Awkward hydration integration
The Dakine Heli Pro II is an ideal size for half day tours around your local pass, or as the name suggests, those adventurous days dropping out of the chopper. There’s just something about Dakine packs that feels rock solid. They combine superior construction with simple, time-tested features that provide skiers with everything they need without the frills. That said, some may find hydration system integration to be troublesome.
Comfort/Fit The Heli Pro II has excellent shoulder and waist strap padding, fits well, and carries weight well while climbing and skiing alike. This was one of the most comfortable packs in this test, maintaining solid stability while linking big GS turns down a mountain face.
Ski/Snowboard Carry The Heli Pro II can carry skis in A-frame and diagonal fashion on either side, as well as a vertical snowboard carry. The upper-diagonal carry strap zips into its own small pocket in the top of the pack to get out of the way.
Features Back panel access, a vertical side pocket, and standard gear loops, clips, and hip belt pocket make the Heli Pro II familiar and easy to get the hang of for new users. Of particular note is an additional pocket on top of the pack (in addition to the goggle pocket) that can be used to separate out a cell phone, sunscreen, food items, etc. from a pair of wet goggles.
East of Use The feature set on the Heli Pro II is familiar and easy to get the hang of for new users. In some cases time-tested and simple is the best way to go, and Dakine isn’t afraid to go there with the Heli Pro II. The pack’s one flaw is how the hydration bladder tucks into the back panel, which requires the hose to cross through the back panel opening, causing entanglements with larger gear items.

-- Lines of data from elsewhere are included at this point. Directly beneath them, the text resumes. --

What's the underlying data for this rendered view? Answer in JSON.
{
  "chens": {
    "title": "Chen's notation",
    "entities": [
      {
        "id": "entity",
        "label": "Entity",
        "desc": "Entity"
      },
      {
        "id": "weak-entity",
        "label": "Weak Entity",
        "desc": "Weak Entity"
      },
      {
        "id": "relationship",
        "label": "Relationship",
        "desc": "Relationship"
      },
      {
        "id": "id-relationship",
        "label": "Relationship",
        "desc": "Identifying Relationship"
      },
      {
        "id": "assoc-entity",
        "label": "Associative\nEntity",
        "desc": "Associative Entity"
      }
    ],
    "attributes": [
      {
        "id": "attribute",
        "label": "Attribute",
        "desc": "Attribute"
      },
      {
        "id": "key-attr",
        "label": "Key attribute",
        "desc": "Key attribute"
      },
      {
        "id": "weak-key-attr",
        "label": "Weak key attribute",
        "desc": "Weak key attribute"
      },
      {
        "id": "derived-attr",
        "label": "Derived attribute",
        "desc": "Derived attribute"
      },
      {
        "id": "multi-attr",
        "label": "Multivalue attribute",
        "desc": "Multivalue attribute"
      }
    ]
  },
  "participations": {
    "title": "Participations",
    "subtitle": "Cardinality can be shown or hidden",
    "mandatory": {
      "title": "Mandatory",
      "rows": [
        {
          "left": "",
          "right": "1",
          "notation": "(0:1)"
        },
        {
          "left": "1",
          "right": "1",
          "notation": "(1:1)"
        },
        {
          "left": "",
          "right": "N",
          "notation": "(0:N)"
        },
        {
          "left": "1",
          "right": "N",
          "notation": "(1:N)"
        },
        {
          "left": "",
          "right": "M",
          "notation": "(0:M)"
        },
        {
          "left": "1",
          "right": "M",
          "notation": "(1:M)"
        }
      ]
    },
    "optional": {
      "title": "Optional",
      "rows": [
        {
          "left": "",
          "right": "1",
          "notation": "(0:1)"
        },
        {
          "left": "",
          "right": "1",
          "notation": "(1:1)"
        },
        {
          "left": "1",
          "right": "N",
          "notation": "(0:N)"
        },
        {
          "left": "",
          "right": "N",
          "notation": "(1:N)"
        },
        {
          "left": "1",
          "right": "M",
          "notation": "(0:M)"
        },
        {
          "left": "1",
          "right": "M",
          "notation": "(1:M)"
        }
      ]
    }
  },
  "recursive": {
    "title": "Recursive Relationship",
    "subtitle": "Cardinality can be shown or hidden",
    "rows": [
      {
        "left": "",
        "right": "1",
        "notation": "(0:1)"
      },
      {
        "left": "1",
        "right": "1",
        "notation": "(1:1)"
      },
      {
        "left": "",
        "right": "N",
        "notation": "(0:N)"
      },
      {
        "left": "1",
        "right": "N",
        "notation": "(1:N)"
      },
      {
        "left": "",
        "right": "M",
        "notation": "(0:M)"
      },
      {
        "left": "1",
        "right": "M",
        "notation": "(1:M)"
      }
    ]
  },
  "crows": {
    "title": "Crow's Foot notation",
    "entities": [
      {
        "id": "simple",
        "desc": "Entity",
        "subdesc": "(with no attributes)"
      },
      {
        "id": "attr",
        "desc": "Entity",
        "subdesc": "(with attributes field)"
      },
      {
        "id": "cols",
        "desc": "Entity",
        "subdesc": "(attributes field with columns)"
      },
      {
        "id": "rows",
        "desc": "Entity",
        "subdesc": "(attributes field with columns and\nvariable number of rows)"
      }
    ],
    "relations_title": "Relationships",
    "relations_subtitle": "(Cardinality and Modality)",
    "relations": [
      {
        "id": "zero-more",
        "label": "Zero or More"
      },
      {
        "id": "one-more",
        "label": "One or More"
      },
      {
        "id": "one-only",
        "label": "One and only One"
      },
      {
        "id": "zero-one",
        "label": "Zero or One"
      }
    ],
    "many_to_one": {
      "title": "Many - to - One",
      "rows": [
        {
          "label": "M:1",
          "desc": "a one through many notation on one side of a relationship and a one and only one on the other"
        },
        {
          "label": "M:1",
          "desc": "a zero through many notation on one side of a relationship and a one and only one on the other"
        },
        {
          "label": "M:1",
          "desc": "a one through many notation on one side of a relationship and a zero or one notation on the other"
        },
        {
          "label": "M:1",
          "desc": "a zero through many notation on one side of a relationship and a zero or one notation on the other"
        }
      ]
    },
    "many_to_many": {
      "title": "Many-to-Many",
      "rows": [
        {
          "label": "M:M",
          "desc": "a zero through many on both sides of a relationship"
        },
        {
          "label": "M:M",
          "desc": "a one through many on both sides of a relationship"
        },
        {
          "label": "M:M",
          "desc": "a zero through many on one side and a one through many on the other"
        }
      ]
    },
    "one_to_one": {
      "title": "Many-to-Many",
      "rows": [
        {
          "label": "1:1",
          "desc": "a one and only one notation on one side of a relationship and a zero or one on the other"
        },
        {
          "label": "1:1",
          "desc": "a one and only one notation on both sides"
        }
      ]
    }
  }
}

Durability The straps themselves seemed a tad on the thin side, which may present a long-term durability issue though there were no issues during the testing of the pack.